One of my favorite ways to teach career awareness to young children is to ask them to describe a project they recently completed in class. Most can easily think of a writing assignment, book report, or research project.
“What skills did you need?” I ask. I usually get answers like “We needed to read the book” or “We drew a picture of our animal in its habitat,” but with prompting, children can dig into the skills behind the skills, such as listening, following step-by-step instructions, and being flexible if they didn’t get their first choice of topic.
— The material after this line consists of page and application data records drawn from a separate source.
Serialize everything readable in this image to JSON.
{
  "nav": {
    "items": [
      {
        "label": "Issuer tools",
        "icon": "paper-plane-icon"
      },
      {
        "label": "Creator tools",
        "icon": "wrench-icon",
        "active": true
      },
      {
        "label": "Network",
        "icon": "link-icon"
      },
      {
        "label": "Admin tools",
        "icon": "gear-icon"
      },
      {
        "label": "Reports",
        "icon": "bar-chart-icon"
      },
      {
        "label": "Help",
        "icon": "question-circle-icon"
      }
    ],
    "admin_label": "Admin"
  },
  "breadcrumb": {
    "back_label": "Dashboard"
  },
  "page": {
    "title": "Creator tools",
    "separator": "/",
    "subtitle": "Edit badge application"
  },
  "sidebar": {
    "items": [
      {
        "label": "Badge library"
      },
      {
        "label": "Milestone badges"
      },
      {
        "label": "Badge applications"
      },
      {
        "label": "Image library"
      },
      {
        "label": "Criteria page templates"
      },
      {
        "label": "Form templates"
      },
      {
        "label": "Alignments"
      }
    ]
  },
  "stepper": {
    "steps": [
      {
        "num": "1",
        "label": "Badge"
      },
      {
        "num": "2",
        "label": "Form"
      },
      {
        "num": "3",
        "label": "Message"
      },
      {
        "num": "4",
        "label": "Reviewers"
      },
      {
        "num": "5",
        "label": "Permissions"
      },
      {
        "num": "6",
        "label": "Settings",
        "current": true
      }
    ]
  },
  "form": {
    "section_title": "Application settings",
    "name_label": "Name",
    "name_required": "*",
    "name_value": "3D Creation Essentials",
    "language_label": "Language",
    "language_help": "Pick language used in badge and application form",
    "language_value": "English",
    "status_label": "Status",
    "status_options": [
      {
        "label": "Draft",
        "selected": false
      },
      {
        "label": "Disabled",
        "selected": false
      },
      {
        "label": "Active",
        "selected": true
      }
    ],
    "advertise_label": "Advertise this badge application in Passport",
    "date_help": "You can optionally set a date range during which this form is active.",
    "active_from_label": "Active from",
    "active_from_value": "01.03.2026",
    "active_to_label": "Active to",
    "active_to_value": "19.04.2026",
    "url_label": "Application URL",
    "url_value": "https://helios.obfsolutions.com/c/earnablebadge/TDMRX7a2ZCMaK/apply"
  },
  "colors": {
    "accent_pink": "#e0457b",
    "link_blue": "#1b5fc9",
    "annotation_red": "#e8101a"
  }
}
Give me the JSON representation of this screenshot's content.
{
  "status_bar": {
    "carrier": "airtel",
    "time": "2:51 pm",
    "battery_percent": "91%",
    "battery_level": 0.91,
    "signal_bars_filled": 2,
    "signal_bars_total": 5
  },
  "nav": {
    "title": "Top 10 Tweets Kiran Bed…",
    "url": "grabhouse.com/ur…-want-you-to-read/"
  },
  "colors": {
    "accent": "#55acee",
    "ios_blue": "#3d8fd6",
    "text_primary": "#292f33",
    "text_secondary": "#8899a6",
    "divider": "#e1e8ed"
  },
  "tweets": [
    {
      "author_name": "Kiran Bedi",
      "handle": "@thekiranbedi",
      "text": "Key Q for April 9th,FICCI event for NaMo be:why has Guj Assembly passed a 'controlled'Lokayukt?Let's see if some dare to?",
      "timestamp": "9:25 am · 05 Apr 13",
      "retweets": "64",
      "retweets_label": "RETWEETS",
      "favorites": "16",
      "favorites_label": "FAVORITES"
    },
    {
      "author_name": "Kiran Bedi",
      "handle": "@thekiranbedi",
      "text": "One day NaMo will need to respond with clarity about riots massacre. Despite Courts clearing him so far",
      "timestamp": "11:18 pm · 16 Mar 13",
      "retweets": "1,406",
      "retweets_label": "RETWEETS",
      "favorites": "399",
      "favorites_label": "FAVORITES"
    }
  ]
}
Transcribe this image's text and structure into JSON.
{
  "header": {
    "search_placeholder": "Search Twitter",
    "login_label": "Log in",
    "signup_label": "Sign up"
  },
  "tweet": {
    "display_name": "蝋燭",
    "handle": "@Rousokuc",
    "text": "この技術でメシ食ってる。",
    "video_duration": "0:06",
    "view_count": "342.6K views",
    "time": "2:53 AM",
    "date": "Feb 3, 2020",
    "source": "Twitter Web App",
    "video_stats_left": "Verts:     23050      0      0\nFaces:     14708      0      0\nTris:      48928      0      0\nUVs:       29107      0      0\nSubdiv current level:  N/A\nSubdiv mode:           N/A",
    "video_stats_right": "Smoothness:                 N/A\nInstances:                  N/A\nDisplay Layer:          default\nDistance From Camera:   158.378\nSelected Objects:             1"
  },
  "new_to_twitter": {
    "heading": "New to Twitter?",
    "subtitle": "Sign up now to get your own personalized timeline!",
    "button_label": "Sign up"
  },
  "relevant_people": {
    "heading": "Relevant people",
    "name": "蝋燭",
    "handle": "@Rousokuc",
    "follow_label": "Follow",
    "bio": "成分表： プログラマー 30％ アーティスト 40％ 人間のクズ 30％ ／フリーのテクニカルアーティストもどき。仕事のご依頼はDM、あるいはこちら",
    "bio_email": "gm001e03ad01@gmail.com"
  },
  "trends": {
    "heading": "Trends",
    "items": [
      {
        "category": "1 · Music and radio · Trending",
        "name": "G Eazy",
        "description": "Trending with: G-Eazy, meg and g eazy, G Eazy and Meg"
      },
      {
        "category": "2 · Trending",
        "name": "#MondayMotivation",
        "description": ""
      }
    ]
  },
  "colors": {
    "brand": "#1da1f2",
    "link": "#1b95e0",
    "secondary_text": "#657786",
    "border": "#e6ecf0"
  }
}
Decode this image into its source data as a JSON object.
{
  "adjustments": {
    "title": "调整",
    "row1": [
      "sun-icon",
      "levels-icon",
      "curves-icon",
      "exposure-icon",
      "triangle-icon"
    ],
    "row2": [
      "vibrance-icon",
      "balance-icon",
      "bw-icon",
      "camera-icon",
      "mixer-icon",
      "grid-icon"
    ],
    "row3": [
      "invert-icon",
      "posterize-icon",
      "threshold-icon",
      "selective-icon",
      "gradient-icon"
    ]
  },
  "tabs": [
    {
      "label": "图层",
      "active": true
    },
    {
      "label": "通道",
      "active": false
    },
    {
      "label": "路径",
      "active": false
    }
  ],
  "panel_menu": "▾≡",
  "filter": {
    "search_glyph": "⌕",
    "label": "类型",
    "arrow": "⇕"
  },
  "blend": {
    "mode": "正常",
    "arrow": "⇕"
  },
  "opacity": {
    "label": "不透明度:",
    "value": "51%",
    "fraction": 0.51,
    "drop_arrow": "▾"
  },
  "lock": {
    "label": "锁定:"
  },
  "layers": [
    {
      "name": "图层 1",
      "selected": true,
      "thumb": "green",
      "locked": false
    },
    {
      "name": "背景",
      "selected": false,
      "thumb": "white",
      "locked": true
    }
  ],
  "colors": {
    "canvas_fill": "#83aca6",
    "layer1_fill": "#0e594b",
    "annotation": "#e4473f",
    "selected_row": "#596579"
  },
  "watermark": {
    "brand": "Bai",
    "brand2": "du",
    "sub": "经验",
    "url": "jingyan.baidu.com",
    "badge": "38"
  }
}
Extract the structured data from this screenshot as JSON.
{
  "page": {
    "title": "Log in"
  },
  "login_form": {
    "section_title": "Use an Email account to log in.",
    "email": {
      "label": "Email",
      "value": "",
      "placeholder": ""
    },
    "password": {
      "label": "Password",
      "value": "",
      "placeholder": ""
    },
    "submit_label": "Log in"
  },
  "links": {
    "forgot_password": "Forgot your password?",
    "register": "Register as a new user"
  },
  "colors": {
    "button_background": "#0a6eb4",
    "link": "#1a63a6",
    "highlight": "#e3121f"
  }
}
After we’ve listed all the skills they can think of, the children and I have fun discussing made-up scenarios in which a worker doesn’t use some of the skills the children are learning. What skills didn’t the worker use? What might go wrong? This gives me a chance to emphasize that the skills they are learning right now, from planning ahead to asking for clarification when they don’t understand, will help them in the jobs they have someday. Parents can have similar discussions with their children, drawing their attention to skills they are developing now that help you succeed in your own job.